On Wednesday, October 11, 2017 at 4:47:43 PM UTC+1, bartc wrote:
> On 11/10/2017 15:52, wrote:
> > On Wednesday, October 11, 2017 at 3:14:51 PM UTC+1, bartc wrote:
> >> On 11/10/2017 14:16, Marko Rauhamaa wrote:
> >>
> >>> Python and C don't try to protect you. In return, you get syntactic
> >>> convenience that probably enhances the quality of your programs.
> >>
> >> Python, maybe. C syntax isn't as painful as C++ but I still have a lot
> >> of trouble with it. (Eg. the variable declaration 'char(*(*x[3])())[5]'.
> >> The name of the variable can be found lurking in that lot somewhere, but
> >> what's the type?) Not so convenient.
> > https://cdecl.org/ tells me that your variable declaration is a syntax error so maybe not much of an example.
> Perhaps you didn't write or paste it properly. The site tells me that:
>     char(*(*x[3])())[5]
> (with or without a trailing semicolon) means:
>     declare x as array 3 of pointer to function returning pointer to
>     array 5 of char
> (Example taken from page 122 of the C book "K&R2", in a section about 
> writing a program to make sense of complex declarations.)
> Anyway that fact you either tripped up on typing it, or that you had to 
> use a special tool to find out what it meant, sort of reinforces my point...
> -- 
> bartc

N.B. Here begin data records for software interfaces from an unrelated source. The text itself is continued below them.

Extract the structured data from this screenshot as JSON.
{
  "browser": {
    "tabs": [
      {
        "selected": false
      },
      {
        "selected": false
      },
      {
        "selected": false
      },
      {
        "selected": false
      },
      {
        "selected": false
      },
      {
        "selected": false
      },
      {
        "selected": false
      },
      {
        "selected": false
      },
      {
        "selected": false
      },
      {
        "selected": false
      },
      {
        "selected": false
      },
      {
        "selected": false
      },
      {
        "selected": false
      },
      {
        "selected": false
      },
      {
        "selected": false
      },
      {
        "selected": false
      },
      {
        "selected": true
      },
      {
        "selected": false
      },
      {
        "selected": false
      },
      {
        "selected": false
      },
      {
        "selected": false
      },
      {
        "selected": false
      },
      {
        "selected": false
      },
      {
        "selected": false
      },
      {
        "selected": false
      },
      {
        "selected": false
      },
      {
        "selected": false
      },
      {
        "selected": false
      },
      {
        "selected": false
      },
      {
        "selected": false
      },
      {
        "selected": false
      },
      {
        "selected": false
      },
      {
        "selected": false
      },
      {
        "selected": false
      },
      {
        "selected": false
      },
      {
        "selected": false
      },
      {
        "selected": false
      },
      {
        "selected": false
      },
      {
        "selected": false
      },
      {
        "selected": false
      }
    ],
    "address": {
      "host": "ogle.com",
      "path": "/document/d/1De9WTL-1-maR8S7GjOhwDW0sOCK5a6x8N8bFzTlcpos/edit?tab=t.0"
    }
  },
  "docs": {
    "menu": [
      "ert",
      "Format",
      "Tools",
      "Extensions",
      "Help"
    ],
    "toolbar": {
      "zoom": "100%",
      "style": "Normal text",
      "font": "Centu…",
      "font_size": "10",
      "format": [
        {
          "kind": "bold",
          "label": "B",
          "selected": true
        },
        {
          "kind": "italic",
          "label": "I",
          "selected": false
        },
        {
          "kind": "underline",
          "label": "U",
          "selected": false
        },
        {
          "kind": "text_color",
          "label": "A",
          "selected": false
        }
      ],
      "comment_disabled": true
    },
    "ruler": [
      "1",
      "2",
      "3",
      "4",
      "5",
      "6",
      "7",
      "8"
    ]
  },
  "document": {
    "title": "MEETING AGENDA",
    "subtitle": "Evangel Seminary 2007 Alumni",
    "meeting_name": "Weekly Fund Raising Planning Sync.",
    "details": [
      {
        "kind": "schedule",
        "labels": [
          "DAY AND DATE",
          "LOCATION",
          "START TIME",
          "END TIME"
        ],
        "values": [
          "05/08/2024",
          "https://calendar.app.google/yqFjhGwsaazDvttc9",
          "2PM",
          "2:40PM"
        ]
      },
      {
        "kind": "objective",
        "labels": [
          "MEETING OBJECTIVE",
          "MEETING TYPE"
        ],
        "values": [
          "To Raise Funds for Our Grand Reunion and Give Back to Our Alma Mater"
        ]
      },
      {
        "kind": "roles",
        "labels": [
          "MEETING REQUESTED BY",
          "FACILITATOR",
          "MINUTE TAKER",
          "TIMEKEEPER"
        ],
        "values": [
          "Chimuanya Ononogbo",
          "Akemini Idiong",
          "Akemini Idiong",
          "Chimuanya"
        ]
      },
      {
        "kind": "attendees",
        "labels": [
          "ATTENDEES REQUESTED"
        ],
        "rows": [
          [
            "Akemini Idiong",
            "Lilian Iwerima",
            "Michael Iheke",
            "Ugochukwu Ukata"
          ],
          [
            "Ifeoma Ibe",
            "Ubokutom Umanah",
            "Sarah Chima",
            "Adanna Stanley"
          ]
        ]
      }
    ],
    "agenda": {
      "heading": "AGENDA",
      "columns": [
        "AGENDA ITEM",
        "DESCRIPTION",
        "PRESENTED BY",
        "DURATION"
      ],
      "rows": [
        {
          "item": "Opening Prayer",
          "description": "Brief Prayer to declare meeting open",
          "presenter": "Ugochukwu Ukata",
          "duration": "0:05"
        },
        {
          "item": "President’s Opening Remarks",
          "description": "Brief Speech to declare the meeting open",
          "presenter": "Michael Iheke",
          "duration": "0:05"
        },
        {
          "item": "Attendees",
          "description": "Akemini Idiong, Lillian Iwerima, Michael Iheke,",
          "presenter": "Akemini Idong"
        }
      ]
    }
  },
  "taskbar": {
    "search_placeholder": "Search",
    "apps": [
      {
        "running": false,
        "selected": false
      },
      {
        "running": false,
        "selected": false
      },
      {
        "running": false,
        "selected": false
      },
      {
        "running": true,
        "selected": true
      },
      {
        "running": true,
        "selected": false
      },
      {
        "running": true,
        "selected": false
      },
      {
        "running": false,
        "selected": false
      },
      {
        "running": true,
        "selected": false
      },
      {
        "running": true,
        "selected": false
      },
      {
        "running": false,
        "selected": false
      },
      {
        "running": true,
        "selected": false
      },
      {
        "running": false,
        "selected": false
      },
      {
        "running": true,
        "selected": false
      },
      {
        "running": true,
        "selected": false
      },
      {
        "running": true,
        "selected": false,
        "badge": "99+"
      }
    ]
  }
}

Don't know what happened there but what the heck.  More importantly is the fact that due to your magnificent performance recently you have been promoted to be the General Manager of my Dream Team.  You can of course cement your place when you explain how, in your language, converting an invalid piece of user input, which should be an integer, is always converted to zero, and how you handle the inevitable divide by zero errors that will always, eventually, occur.

Kindest regards.

Mark Lawrence.